Blood Stem Cell Versus Bone Marrow Transplantation: A Critical Appraisal
I. INTRODUCTION Transplantation of hematopoietic stem/progenitor cells is essential for survival if highdose myelotoxic anticancer therapy has caused permanent marrow ablation or damage severe enough to produce a dangerously prolonged period of neutropenia that cannot be sufficiently shortened with growth factor administration. If the transplanted cells are autologous, one must have already anticipated the necessity for transplant and collected the cells prior to the administration of high-dose therapy. If the cells are to be allogeneic, a suitable donor must have been identified prior to the high-dose therapy.

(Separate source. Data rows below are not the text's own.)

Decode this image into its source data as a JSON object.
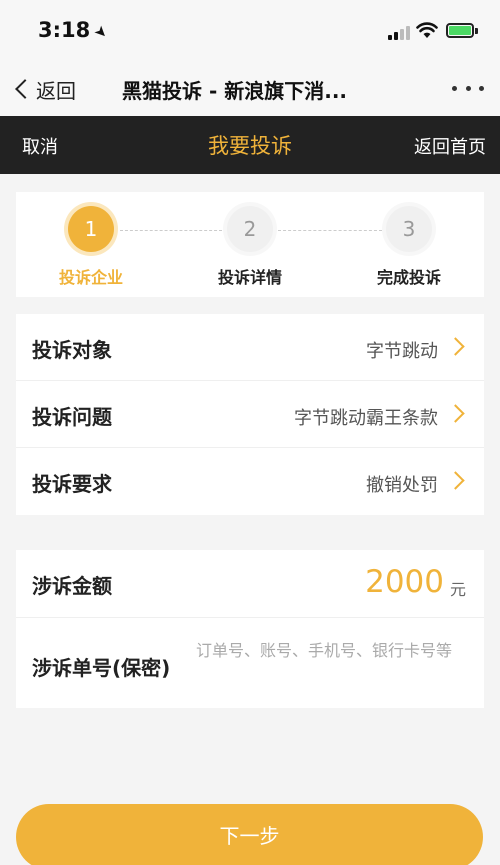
{
  "status_bar": {
    "time": "3:18"
  },
  "nav": {
    "back_label": "返回",
    "title": "黑猫投诉 - 新浪旗下消..."
  },
  "header": {
    "cancel": "取消",
    "title": "我要投诉",
    "home": "返回首页"
  },
  "steps": [
    {
      "number": "1",
      "label": "投诉企业",
      "active": true
    },
    {
      "number": "2",
      "label": "投诉详情",
      "active": false
    },
    {
      "number": "3",
      "label": "完成投诉",
      "active": false
    }
  ],
  "complaint": {
    "target": {
      "label": "投诉对象",
      "value": "字节跳动"
    },
    "issue": {
      "label": "投诉问题",
      "value": "字节跳动霸王条款"
    },
    "request": {
      "label": "投诉要求",
      "value": "撤销处罚"
    }
  },
  "details": {
    "amount": {
      "label": "涉诉金额",
      "value": "2000",
      "unit": "元"
    },
    "order": {
      "label": "涉诉单号(保密)",
      "placeholder": "订单号、账号、手机号、银行卡号等"
    }
  },
  "next_button": "下一步",
  "colors": {
    "accent": "#f0b33a",
    "header_bg": "#222222",
    "battery": "#4cd964"
  }
}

Clinical results from dose-escalation studies have improved the accuracy of predictions that marrow ablation or prolonged marrow suppression will result after a particular high-dose regimen is given, but the variable health of stem cells, especially in patients who have already been treated with myelotoxic agents before high-dose therapy administration, precludes precise predictions.